The exhibition is so captivating, but I can never fully take my mind off the SCAD Museum of Art as a building. The museum is situated in a renovated antebellum railroad complex. The distinctive Savannah Gray Bricks that make up the railway structure and the surrounding freight warehouses date back to 1853. When Henry McAlpin, the owner of the Hermitage Plantation, realized his land was situated on a rare-grey colored clay that was not suitable for crops, he redirected the labor of enslaved people from farming to hand-forming bricks—the resulting materials made the foundation for this art museum in a historically preserved building. The museum building itself conjures irreconcilable issues of monumentality, of memory, life, the hereafter.
Countdown puts the building, the bricks themselves, front and center. Tonally the bricks and the sculptures mimic each other. It’s a reminder that despite their differences, complicated histories, they are clay objects forged from the same earth. Simpson’s works are situated in the Jewel Box gallery, a series of four glass enclosures that break up the façade of the building and create a sun-filled threshold, cutting into the sidewalk. It’s the museum’s public face, the one space that is always open, always free. The figures are frozen in time, as the speed of the world is on full display. There is a reflection off the glass from the outside, the place you are standing projected back at you. You become more mindful of how you stand; you re-acquaint yourself what and where you stand. It’s slow looking at its finest.
In opposite corners on the glass and the walls behind the sculptures sit flattened sundials with their corresponding vinyl design. Alluding back to the exhibition’s title this is the Countdown, the rare and elusive moment where the world is aligned. The magic hour as the sun rises and falls, where communication and connection happen in the form of perfect synchronicity. I stand, unsettled, waiting beneath these timeless sculptures with the suspense of the sun.
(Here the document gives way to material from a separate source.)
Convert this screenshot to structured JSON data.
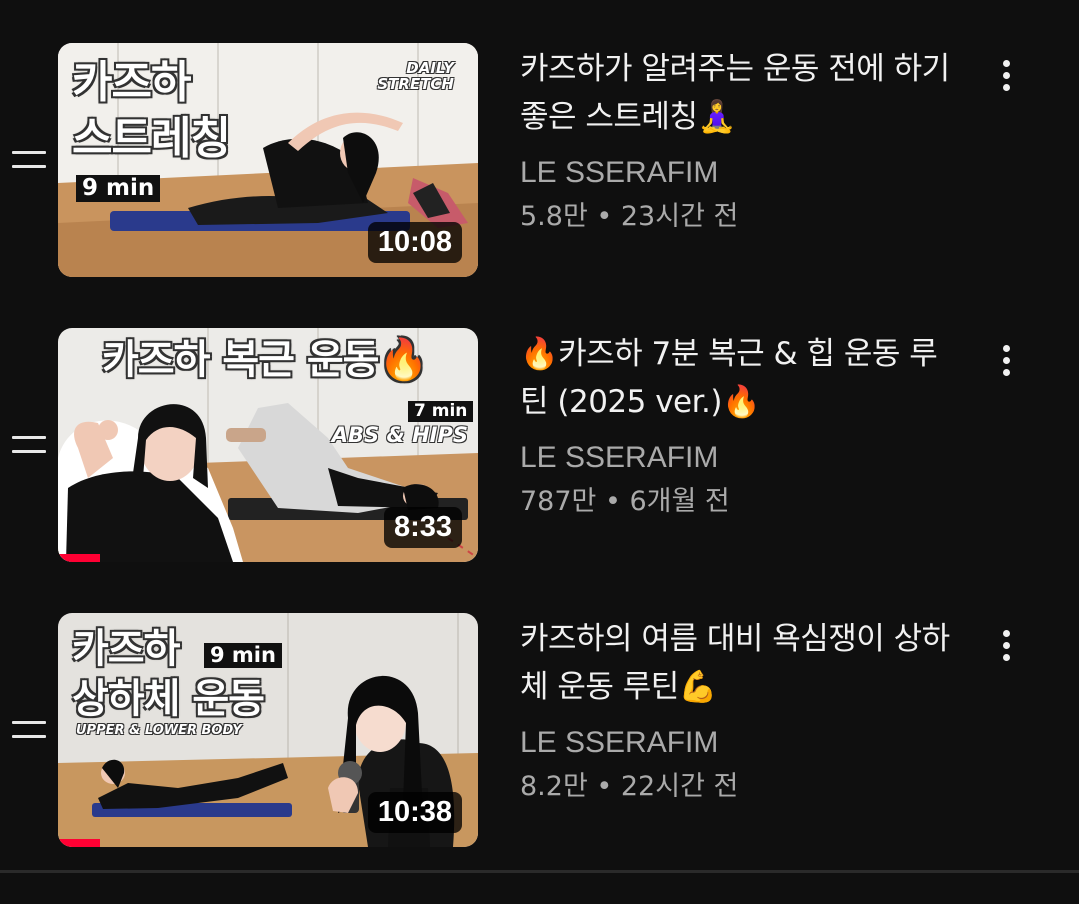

Rose B. Simpson’s Countdown is on view at SCAD Museum of Art in Savannah through July 16, 2021.